Churreria Madrid

2505 Champlain St. NW

483-4441

Hours: 11 a.m. to 10:30 p.m. Tuesday through

Sunday; closed Monday.

Prices: Appetizers $1.85 to $3.75, entrees $4.85 to $10.95.

Cards: American Express, Diners Club, MasterCard, Visa.

Sometimes a restaurant is worth searching out if only to sample a single dish. That thought occurred to me while dining at Churreria Madrid, a small, two-level Spanish restaurant in Adams-Morgan. The candidate for such a dish? No contest: the kitchen's fried-to-order churros.

A plate of the delicate, teardrop-shaped doughnuts, dusted with sugar, is one of the neighborhood's most deliciously addictive snacks. The fact that one can order four for 50 cents or a dozen for a dollar makes them a remarkable bargain as well.

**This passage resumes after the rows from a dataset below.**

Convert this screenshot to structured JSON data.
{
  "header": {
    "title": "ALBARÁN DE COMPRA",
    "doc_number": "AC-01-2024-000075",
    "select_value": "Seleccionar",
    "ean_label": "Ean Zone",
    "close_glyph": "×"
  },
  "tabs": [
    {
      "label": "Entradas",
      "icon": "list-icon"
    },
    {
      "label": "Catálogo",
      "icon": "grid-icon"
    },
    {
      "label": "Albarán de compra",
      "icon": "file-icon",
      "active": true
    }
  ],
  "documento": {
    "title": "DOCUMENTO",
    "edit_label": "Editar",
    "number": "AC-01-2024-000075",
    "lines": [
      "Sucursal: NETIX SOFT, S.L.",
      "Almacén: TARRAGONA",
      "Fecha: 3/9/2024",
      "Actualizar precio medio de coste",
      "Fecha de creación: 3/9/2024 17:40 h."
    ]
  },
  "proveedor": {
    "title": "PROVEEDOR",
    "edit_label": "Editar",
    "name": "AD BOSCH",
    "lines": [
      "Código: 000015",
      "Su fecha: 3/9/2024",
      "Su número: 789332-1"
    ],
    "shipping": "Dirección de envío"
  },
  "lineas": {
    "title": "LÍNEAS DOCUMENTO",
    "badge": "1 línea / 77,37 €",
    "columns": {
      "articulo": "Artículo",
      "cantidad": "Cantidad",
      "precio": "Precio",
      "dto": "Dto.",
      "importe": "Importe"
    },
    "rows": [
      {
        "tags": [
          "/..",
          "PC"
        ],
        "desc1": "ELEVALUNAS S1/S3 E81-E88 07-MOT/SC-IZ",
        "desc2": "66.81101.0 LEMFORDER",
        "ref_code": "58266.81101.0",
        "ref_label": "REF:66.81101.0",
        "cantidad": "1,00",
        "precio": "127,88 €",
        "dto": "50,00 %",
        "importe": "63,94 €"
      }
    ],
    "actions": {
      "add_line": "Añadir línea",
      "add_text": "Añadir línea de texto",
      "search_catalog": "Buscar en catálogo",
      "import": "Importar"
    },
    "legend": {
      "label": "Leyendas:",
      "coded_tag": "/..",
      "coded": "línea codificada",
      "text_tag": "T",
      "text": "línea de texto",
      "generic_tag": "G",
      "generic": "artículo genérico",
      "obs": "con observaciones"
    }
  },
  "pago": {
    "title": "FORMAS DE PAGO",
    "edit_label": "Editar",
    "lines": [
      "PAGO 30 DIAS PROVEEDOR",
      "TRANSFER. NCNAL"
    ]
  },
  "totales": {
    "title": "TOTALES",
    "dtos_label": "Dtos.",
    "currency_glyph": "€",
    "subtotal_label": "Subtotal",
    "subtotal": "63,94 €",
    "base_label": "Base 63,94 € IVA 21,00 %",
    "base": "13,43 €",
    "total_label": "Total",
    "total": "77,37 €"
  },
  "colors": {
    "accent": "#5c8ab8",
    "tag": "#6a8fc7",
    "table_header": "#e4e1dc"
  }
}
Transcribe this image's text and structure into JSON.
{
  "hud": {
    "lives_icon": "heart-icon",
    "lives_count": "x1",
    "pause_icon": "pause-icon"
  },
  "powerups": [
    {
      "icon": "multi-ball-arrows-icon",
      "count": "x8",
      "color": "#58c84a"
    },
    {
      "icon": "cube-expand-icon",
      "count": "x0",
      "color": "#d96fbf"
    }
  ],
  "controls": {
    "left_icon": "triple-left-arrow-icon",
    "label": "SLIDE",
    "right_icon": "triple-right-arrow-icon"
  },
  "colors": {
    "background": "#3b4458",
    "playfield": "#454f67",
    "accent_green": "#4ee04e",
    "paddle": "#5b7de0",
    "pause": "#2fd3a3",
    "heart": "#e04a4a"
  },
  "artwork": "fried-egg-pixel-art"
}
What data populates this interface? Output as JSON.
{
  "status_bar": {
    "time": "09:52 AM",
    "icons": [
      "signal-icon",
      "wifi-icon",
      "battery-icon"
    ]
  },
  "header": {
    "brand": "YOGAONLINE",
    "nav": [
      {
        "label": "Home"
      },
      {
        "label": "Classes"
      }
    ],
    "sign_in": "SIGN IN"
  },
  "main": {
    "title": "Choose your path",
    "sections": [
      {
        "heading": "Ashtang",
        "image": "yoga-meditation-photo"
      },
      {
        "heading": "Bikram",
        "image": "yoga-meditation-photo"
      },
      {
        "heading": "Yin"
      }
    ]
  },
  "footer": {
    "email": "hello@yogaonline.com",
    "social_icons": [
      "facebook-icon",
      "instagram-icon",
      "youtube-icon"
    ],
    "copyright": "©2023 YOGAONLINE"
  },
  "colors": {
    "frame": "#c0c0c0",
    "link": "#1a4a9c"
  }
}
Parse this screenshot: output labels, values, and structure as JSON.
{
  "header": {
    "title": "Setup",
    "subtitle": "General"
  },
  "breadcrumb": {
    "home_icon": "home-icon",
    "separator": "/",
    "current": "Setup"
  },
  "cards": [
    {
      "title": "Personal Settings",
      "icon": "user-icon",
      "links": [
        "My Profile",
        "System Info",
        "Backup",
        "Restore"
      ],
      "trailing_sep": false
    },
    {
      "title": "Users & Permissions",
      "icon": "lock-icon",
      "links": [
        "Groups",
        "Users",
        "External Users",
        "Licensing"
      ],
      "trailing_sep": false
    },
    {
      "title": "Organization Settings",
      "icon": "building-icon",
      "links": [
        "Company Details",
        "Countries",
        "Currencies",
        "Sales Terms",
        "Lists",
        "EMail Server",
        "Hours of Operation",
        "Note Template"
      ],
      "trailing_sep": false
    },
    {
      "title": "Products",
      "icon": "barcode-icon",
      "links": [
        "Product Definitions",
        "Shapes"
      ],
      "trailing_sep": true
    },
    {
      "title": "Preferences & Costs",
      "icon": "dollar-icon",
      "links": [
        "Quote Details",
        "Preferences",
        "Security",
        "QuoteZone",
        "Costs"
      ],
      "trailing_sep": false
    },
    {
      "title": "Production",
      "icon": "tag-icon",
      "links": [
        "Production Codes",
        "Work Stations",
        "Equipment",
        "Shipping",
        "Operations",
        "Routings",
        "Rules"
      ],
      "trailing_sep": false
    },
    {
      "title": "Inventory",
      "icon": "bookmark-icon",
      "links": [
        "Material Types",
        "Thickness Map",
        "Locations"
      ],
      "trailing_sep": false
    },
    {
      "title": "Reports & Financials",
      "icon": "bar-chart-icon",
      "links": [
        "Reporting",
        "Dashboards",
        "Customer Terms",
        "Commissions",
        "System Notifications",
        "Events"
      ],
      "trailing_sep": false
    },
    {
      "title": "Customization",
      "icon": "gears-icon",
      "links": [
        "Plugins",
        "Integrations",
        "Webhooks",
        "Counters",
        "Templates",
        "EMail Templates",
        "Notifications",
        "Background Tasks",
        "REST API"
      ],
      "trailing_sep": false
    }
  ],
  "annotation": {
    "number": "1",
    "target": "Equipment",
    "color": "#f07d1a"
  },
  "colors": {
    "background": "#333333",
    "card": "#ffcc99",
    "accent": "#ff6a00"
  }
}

To emphasize churros is not to dismiss the rest of the menu, which focuses on fish, seafood, beef and eggs. You might have to choose a bit more carefully, but there are sufficient delights to be had among main courses.

Bear in mind that Churreria Madrid is no polished dining facility, but rather a modest family-style restaurant. No one ever seems to be eating downstairs; indeed, upon arrival, guests are generally directed a flight up, to a long room that looks part luncheonette, part meeting room, with a vaguely Spanish accent. Decoration is sparse, the tables are jammed together and the combination of conversation and music is less background than foreground sound.

Service isn't much of a recommendation, either. Sometimes it's just okay and sometimes it's plain inhospitable, such as the time I requested a bowl of gazpacho and the waiter shot back "no" without any explanation. Or the night a tablemate requested ketchup for his french fries and was informed in no uncertain terms that Spanish restaurants carry neither ketchup nor steak sauce.

That said, the best part of the service at Churreria Madrid is likely to be the busboy's: He might not have anything to say, but he's diligent about attending to the needs of patrons -- refilling bread baskets and water glasses, clearing plates -- without being unpleasant.

Given Churreria Madrid's low prices, diners are probably more apt to put up with any indifference on the part of the staff. A light omelet of potatoes and eggs, tortilla espanola, makes a satisfying breakfast or light dinner for only a dollar. Likewise, the plump and meaty empanadas, accented with bits of onion and green pepper, are a mere 90 cents apiece. And a small pitcher of refreshingly fruity sangria, enough for two thirsty diners, will set you back only $3.50. Side dishes, including subtly sweet fried plantains served with sour cream, and rice and black beans, are similarly reliable and economical.

There are a few more pitfalls among the main courses. Take the rebuelto de pescado, a seafood combination: the shrimp were plump, the ringlets of squid succulent (and many), and the oiled saffron rice was without a doubt a most delicious pilaf. But the chunks of fish were indeed fishy and the whole dish would have been better without the chef's not-so-special "special" sauce, which smacked more of salt than anything else. And a breakfast of fried eggs, tough, chewy choroizo sausage, french fries and greasy fried green peppers proved a not-so-pleasant introduction to the day.

Better were the garlicky pork chops, and a generous plate of thinly sliced, marinated beef, milanesa a caballo.

All of which reminds us that eating a multicourse meal at Churreria Madrid is merely a good excuse to order dessert -- a plate of churros, naturally.

Tom Sietsema is on the staff of The Washington Post Food section.